  1. The deadline for the fall illinois in dc capitolsemester Illinois in Washington program is April 1, and you don’t need to have your internship lined up in advance. In fact, many employers don’t even start advertising internships until May, so you’ll have plenty of time over the summer to find the right internship for you.
  2. Once you express interest in the program by emailing Prof. Susan Dimock, you dimockwill start getting announcements of internship openings. You’ll get even more once you officially apply.
  3. Prof. Dimock, who lives in DC and has been running this program for years, knows everything there is to know about getting a job in Washington.  She will help you craft a first-rate resume and cover letter to get the internship you want. (She’s also really nice and approachable!
  4. There are a LOT more opportunities in DC in the fall than there are in the summer.  Most are unpaid, but everyone has a better shot at the available paid internships simply because there is less competition.
  5. The cost is similar to spending a semester living in the dorms, particularly if you budget to account for the higher cost of living in DC.
  6. You don’t have to find your own housing and social life comes ready-made. You’ll share a studio apartment with a fellow student in a building housing student interns from all over the country.
  7. You’ll take 12 credits, 3 of which can be an online course of your choosing.

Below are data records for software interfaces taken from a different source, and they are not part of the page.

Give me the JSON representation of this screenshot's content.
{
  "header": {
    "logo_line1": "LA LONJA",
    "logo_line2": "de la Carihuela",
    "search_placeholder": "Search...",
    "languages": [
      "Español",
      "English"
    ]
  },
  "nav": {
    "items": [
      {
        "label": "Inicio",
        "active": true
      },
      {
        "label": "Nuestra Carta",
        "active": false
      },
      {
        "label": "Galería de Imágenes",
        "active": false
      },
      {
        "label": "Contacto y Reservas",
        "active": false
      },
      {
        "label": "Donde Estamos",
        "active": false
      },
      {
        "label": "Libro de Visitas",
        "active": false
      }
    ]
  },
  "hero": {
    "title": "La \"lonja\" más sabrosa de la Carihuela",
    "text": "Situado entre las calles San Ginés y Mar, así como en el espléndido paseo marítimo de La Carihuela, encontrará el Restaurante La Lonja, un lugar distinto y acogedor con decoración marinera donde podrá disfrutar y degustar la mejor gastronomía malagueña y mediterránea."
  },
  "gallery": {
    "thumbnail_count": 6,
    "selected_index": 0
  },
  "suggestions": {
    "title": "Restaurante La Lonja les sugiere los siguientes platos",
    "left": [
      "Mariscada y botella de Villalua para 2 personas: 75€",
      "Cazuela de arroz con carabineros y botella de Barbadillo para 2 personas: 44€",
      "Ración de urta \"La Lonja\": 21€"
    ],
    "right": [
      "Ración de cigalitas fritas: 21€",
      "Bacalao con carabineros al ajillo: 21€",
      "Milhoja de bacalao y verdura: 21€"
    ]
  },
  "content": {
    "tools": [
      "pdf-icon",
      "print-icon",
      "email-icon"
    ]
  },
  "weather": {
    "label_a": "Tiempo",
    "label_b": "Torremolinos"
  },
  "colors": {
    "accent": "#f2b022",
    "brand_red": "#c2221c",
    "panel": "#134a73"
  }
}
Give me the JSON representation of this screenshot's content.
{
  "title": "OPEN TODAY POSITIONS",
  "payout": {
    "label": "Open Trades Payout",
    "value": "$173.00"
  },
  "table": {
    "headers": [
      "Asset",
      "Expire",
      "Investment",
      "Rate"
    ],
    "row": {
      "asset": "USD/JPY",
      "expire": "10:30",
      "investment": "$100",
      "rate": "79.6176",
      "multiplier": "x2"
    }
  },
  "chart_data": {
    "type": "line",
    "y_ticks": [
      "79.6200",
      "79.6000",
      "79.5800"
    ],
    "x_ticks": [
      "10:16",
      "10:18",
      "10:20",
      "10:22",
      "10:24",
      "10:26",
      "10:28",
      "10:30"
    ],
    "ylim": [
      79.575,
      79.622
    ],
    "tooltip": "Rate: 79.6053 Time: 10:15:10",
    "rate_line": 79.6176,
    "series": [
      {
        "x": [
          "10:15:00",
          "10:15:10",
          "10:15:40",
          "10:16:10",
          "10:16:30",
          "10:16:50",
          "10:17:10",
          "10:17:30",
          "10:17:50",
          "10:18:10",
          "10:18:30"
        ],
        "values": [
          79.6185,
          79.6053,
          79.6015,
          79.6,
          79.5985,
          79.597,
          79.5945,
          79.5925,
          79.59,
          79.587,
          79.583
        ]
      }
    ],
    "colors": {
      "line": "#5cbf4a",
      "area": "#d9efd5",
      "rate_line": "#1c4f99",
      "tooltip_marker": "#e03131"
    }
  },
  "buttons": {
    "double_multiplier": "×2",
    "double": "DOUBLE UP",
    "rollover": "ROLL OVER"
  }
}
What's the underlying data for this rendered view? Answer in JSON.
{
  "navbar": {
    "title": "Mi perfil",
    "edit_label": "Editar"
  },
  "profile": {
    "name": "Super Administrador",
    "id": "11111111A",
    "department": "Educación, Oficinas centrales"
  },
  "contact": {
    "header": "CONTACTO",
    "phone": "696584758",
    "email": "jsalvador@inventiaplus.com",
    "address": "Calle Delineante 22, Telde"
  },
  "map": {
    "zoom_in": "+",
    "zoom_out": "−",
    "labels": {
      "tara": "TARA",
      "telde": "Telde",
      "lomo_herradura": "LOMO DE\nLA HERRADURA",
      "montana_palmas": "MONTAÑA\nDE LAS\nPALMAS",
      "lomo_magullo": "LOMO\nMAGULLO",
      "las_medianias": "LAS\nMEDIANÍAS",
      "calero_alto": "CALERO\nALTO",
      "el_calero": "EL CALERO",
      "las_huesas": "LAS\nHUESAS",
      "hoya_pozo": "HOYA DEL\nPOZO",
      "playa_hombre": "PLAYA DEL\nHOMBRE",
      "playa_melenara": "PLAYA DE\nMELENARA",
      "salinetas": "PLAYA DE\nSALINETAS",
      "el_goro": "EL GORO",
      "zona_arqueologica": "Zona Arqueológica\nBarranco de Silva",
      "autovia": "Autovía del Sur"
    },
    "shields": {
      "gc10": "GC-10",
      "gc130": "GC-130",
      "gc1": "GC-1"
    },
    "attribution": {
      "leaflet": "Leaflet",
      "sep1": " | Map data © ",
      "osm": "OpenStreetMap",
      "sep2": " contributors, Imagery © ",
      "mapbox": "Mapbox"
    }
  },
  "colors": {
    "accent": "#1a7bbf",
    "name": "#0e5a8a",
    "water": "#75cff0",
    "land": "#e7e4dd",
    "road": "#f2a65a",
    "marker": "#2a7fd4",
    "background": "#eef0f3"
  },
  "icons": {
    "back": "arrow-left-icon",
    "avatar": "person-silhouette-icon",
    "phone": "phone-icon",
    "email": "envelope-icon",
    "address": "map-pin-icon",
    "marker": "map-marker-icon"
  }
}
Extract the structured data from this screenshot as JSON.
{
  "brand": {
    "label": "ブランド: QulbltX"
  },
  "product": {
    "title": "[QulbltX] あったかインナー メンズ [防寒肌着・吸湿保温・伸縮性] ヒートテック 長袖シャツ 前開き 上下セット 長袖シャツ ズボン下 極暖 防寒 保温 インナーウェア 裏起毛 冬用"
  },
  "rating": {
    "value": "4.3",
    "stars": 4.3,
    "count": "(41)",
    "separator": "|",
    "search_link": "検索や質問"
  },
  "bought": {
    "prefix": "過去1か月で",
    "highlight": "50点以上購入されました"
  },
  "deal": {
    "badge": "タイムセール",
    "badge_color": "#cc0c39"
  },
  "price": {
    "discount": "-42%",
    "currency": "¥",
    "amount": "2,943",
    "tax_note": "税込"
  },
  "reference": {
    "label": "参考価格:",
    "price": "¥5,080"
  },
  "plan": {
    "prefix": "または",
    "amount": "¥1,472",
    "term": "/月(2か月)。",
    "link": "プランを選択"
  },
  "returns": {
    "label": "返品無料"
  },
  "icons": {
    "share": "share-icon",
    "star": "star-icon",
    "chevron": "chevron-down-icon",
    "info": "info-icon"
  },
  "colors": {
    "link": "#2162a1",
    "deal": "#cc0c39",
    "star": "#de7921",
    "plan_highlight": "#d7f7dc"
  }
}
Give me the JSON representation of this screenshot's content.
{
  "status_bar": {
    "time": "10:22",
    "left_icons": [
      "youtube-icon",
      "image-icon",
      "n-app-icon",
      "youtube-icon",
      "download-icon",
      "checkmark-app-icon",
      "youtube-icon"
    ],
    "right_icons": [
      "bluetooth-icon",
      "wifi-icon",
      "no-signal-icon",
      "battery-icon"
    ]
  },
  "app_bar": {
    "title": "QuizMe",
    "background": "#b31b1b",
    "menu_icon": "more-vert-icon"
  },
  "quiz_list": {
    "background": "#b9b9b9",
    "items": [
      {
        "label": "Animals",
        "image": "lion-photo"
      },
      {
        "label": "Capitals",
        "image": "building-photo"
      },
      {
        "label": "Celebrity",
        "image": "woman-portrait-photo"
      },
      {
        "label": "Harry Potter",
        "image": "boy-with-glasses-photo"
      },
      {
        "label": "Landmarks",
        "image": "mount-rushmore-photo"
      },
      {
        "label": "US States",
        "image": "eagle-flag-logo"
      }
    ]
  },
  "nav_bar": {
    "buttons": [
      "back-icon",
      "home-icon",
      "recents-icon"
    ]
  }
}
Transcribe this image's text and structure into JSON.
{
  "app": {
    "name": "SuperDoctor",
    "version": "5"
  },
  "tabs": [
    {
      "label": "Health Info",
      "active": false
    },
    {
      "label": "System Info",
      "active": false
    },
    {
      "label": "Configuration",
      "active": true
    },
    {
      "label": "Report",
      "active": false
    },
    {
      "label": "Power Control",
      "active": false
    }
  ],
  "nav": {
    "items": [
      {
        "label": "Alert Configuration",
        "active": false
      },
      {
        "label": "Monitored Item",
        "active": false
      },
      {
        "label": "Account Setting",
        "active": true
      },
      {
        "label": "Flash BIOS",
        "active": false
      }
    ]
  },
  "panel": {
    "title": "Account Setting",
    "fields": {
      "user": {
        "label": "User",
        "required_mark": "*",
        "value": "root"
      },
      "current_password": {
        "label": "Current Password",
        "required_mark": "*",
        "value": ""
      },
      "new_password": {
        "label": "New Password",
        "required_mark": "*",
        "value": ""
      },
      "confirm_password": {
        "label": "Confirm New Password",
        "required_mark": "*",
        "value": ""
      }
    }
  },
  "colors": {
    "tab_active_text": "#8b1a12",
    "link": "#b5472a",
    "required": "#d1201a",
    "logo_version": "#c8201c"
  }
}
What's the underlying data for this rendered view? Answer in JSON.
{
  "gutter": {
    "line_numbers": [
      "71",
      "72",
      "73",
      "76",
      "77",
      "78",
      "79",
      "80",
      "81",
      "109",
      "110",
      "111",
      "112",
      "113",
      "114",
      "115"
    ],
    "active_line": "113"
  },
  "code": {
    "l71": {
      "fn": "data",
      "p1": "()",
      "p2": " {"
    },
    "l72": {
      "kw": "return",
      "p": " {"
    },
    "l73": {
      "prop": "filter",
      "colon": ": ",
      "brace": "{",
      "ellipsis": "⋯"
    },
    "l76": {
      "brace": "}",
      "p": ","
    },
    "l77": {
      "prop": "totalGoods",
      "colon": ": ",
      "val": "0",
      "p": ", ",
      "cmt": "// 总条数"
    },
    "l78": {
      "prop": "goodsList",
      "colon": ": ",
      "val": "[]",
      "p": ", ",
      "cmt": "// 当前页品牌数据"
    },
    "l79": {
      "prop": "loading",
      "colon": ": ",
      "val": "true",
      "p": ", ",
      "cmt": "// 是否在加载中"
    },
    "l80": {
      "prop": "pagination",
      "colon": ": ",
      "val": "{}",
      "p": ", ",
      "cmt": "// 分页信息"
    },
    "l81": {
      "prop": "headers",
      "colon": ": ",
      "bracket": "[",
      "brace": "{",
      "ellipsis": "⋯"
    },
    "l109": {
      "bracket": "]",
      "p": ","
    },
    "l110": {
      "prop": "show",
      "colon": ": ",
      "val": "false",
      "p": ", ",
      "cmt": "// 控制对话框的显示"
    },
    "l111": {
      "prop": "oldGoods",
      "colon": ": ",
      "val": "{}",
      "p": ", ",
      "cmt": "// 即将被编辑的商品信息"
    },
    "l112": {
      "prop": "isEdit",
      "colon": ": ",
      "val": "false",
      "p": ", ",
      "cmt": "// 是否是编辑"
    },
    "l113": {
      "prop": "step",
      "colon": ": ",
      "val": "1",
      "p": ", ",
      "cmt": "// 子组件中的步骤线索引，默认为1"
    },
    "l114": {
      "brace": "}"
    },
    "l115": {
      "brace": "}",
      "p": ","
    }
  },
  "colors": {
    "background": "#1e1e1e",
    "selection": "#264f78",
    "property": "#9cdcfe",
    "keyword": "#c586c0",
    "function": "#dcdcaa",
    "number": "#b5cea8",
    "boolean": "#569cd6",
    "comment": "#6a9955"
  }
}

  8. Contrary to popular belief, government agencies and non-profits in DC aren’t looking for political science majors, econ majors, or hard-core politics junkies. They want people who can communicate well. They like the sound of “English major”–that sounds like a person who can write. They want that and don’t see enough of it. 
  9. International students can’t get internships in the federal government, and paid internships can be complicated, but they ARE eligible for jobs in congressional offices, think-tanks, not-for-profit organizations, and the embassies/consulates of their home countries.  Organizations that have an international focus are particularly open to hiring international students, regardless of home country.